[Data about app and page elements]
-- Opening Marker --
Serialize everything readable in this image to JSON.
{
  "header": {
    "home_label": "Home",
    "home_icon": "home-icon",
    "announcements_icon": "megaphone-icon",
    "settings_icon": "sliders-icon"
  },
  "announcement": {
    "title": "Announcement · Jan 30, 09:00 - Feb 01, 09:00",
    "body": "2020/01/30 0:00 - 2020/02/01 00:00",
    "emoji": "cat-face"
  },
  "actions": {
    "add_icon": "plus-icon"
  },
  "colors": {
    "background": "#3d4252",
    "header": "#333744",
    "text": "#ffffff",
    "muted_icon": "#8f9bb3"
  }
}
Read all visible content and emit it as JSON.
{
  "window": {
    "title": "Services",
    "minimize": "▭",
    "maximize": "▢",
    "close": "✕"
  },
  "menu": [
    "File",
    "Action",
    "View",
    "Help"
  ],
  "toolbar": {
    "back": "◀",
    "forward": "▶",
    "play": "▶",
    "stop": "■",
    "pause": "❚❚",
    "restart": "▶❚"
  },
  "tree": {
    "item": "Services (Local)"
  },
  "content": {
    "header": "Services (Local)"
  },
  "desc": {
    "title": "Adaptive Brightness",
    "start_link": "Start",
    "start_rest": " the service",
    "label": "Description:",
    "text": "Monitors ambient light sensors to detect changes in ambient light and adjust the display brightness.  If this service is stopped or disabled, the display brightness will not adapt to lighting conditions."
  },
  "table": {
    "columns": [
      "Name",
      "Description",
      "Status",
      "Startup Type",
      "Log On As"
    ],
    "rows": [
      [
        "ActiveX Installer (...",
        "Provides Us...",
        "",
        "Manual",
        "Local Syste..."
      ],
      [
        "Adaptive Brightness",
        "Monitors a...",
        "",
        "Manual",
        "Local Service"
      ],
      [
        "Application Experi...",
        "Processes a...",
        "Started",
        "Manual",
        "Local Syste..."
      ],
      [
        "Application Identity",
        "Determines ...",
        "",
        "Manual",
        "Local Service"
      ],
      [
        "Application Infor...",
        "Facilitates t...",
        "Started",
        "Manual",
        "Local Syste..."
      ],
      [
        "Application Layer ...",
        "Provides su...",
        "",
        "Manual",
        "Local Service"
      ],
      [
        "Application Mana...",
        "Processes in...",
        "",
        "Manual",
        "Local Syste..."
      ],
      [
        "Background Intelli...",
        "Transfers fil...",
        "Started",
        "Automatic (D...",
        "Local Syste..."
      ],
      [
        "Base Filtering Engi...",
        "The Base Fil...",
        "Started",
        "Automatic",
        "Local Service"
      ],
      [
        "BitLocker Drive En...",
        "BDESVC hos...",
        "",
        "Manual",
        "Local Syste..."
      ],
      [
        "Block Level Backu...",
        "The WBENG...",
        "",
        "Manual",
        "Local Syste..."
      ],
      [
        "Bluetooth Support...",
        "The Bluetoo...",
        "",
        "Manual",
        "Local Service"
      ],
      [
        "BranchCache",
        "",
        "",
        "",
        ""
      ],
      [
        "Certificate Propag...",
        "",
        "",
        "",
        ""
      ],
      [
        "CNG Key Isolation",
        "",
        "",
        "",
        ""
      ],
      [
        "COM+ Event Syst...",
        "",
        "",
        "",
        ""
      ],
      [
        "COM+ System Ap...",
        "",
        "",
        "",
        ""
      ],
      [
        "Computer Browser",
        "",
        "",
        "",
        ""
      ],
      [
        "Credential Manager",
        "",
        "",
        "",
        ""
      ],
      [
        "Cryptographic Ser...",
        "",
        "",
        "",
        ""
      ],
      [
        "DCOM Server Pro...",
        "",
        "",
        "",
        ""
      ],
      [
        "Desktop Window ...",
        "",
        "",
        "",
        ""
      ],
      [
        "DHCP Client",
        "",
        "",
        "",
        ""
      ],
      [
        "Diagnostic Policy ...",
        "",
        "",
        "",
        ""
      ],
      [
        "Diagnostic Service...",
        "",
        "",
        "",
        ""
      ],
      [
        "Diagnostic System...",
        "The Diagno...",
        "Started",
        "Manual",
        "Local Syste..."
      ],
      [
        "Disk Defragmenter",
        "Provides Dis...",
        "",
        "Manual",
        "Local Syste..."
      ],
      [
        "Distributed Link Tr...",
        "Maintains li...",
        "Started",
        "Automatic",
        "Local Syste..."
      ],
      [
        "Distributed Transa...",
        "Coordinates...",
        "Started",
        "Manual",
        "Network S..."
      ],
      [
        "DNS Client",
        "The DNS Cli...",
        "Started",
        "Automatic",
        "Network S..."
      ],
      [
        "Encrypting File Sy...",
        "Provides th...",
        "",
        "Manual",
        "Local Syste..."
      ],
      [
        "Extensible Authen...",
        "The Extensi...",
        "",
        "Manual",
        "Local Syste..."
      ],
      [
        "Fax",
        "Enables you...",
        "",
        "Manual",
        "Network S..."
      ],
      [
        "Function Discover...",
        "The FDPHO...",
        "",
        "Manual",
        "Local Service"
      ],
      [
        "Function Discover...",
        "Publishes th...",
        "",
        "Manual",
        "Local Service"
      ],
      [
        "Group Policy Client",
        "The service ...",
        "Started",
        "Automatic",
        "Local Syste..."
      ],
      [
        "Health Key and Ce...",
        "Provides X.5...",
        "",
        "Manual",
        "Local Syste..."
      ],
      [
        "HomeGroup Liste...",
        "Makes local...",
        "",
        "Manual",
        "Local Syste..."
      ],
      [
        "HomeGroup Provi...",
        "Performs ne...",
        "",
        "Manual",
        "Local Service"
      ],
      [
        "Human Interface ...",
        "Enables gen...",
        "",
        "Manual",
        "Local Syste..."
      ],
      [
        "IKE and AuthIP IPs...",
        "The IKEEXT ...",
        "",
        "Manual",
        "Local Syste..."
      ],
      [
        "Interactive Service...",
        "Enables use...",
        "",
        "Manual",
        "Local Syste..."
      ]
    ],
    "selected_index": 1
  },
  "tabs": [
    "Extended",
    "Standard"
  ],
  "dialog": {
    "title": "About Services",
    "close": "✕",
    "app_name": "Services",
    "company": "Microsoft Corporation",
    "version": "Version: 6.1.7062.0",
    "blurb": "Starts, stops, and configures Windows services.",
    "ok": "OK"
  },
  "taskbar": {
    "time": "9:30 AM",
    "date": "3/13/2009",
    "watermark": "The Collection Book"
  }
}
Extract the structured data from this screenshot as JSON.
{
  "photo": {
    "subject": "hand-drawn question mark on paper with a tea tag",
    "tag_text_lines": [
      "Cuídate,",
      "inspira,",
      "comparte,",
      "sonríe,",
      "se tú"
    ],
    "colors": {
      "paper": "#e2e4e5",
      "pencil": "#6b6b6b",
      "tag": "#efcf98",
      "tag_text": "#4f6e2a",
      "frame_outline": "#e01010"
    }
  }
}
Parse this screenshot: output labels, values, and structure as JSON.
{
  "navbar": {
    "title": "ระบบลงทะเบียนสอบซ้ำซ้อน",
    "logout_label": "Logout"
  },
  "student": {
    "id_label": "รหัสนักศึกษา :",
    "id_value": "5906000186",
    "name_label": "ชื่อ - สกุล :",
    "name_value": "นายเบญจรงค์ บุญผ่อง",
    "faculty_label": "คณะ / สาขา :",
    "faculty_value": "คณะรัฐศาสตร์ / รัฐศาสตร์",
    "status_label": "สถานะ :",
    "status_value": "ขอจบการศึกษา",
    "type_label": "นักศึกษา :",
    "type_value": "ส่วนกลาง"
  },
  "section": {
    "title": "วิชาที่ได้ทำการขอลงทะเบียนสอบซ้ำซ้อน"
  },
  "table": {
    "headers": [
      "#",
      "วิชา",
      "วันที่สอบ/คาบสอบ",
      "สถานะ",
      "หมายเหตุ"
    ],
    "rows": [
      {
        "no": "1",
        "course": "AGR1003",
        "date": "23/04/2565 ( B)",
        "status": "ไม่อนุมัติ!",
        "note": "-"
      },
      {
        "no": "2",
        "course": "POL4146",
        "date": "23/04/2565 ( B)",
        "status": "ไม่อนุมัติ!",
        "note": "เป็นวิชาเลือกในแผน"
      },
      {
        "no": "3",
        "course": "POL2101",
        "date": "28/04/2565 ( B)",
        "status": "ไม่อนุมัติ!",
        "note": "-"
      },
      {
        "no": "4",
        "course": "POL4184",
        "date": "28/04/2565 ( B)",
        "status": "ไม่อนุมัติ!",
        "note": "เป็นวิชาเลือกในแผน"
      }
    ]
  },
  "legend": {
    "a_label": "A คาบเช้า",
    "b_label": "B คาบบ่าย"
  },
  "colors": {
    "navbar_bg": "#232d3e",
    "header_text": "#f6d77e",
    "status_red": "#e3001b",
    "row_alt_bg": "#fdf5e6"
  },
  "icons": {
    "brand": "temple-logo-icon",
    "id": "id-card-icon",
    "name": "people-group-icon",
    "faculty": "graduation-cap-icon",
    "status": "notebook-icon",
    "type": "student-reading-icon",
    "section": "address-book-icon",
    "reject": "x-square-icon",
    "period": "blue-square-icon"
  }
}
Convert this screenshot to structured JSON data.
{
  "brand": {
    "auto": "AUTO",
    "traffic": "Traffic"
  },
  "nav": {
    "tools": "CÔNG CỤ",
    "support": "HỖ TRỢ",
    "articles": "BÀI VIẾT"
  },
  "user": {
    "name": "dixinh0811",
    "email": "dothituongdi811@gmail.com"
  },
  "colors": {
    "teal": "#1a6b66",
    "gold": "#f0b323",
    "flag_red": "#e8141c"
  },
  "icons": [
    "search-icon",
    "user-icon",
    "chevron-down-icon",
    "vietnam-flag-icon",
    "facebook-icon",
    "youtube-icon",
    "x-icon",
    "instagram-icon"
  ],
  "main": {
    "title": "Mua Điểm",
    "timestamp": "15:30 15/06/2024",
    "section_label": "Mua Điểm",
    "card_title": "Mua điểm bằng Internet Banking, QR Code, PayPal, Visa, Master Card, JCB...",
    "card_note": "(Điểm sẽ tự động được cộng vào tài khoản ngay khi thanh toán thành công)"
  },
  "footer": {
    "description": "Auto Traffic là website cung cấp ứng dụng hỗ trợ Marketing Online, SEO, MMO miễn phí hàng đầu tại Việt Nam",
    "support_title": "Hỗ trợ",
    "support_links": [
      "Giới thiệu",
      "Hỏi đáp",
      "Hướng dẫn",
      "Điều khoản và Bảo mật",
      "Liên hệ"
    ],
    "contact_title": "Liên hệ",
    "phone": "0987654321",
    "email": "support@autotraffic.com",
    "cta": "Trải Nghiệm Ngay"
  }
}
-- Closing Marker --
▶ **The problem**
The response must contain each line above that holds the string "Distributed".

▶ **Response to the task**
        "Distributed Link Tr...",
        "Distributed Transa...",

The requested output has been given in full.